Reproduce the complete set of records, exactly as they appear.

-*-*-

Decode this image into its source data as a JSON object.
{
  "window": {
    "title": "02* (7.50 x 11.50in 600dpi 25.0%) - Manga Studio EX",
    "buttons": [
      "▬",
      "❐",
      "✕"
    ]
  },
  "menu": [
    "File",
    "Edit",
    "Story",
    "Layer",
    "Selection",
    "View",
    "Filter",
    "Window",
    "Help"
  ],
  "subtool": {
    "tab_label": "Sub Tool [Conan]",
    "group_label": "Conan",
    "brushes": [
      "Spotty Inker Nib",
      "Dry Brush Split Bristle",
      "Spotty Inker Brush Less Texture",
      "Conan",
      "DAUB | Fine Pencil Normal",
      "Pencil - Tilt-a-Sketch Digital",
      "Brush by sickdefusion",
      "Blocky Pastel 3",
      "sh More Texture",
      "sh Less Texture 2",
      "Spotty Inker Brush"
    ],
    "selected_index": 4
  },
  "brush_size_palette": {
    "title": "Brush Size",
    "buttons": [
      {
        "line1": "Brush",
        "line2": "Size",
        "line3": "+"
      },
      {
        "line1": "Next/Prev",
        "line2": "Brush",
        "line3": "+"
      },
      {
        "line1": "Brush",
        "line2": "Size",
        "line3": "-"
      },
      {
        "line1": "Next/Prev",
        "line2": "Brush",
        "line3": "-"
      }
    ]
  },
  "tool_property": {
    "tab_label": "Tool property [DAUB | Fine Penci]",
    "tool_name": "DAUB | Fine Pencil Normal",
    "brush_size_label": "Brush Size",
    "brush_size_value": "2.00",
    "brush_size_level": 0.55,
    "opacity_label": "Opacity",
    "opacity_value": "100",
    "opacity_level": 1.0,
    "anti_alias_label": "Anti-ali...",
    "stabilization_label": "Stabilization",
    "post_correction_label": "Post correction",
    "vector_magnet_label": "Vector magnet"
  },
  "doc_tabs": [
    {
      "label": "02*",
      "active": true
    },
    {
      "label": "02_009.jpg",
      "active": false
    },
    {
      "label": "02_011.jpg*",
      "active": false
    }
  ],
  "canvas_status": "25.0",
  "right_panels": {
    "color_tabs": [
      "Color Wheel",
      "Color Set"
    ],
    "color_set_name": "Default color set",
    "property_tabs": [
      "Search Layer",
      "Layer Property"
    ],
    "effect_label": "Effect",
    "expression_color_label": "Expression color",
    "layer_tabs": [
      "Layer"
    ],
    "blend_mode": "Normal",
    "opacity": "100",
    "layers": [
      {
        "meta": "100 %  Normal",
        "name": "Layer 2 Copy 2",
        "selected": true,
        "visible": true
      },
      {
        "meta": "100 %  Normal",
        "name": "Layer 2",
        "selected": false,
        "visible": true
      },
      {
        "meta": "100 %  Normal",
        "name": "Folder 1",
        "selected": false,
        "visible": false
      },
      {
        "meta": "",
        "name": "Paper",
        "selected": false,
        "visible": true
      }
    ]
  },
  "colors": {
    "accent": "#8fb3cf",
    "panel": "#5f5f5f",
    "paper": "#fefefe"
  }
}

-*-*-

▸ **Exercise solution**:
Decode this image into its source data as a JSON object.
{
  "window": {
    "title": "02* (7.50 x 11.50in 600dpi 25.0%) - Manga Studio EX",
    "buttons": [
      "▬",
      "❐",
      "✕"
    ]
  },
  "menu": [
    "File",
    "Edit",
    "Story",
    "Layer",
    "Selection",
    "View",
    "Filter",
    "Window",
    "Help"
  ],
  "subtool": {
    "tab_label": "Sub Tool [Conan]",
    "group_label": "Conan",
    "brushes": [
      "Spotty Inker Nib",
      "Dry Brush Split Bristle",
      "Spotty Inker Brush Less Texture",
      "Conan",
      "DAUB | Fine Pencil Normal",
      "Pencil - Tilt-a-Sketch Digital",
      "Brush by sickdefusion",
      "Blocky Pastel 3",
      "sh More Texture",
      "sh Less Texture 2",
      "Spotty Inker Brush"
    ],
    "selected_index": 4
  },
  "brush_size_palette": {
    "title": "Brush Size",
    "buttons": [
      {
        "line1": "Brush",
        "line2": "Size",
        "line3": "+"
      },
      {
        "line1": "Next/Prev",
        "line2": "Brush",
        "line3": "+"
      },
      {
        "line1": "Brush",
        "line2": "Size",
        "line3": "-"
      },
      {
        "line1": "Next/Prev",
        "line2": "Brush",
        "line3": "-"
      }
    ]
  },
  "tool_property": {
    "tab_label": "Tool property [DAUB | Fine Penci]",
    "tool_name": "DAUB | Fine Pencil Normal",
    "brush_size_label": "Brush Size",
    "brush_size_value": "2.00",
    "brush_size_level": 0.55,
    "opacity_label": "Opacity",
    "opacity_value": "100",
    "opacity_level": 1.0,
    "anti_alias_label": "Anti-ali...",
    "stabilization_label": "Stabilization",
    "post_correction_label": "Post correction",
    "vector_magnet_label": "Vector magnet"
  },
  "doc_tabs": [
    {
      "label": "02*",
      "active": true
    },
    {
      "label": "02_009.jpg",
      "active": false
    },
    {
      "label": "02_011.jpg*",
      "active": false
    }
  ],
  "canvas_status": "25.0",
  "right_panels": {
    "color_tabs": [
      "Color Wheel",
      "Color Set"
    ],
    "color_set_name": "Default color set",
    "property_tabs": [
      "Search Layer",
      "Layer Property"
    ],
    "effect_label": "Effect",
    "expression_color_label": "Expression color",
    "layer_tabs": [
      "Layer"
    ],
    "blend_mode": "Normal",
    "opacity": "100",
    "layers": [
      {
        "meta": "100 %  Normal",
        "name": "Layer 2 Copy 2",
        "selected": true,
        "visible": true
      },
      {
        "meta": "100 %  Normal",
        "name": "Layer 2",
        "selected": false,
        "visible": true
      },
      {
        "meta": "100 %  Normal",
        "name": "Folder 1",
        "selected": false,
        "visible": false
      },
      {
        "meta": "",
        "name": "Paper",
        "selected": false,
        "visible": true
      }
    ]
  },
  "colors": {
    "accent": "#8fb3cf",
    "panel": "#5f5f5f",
    "paper": "#fefefe"
  }
}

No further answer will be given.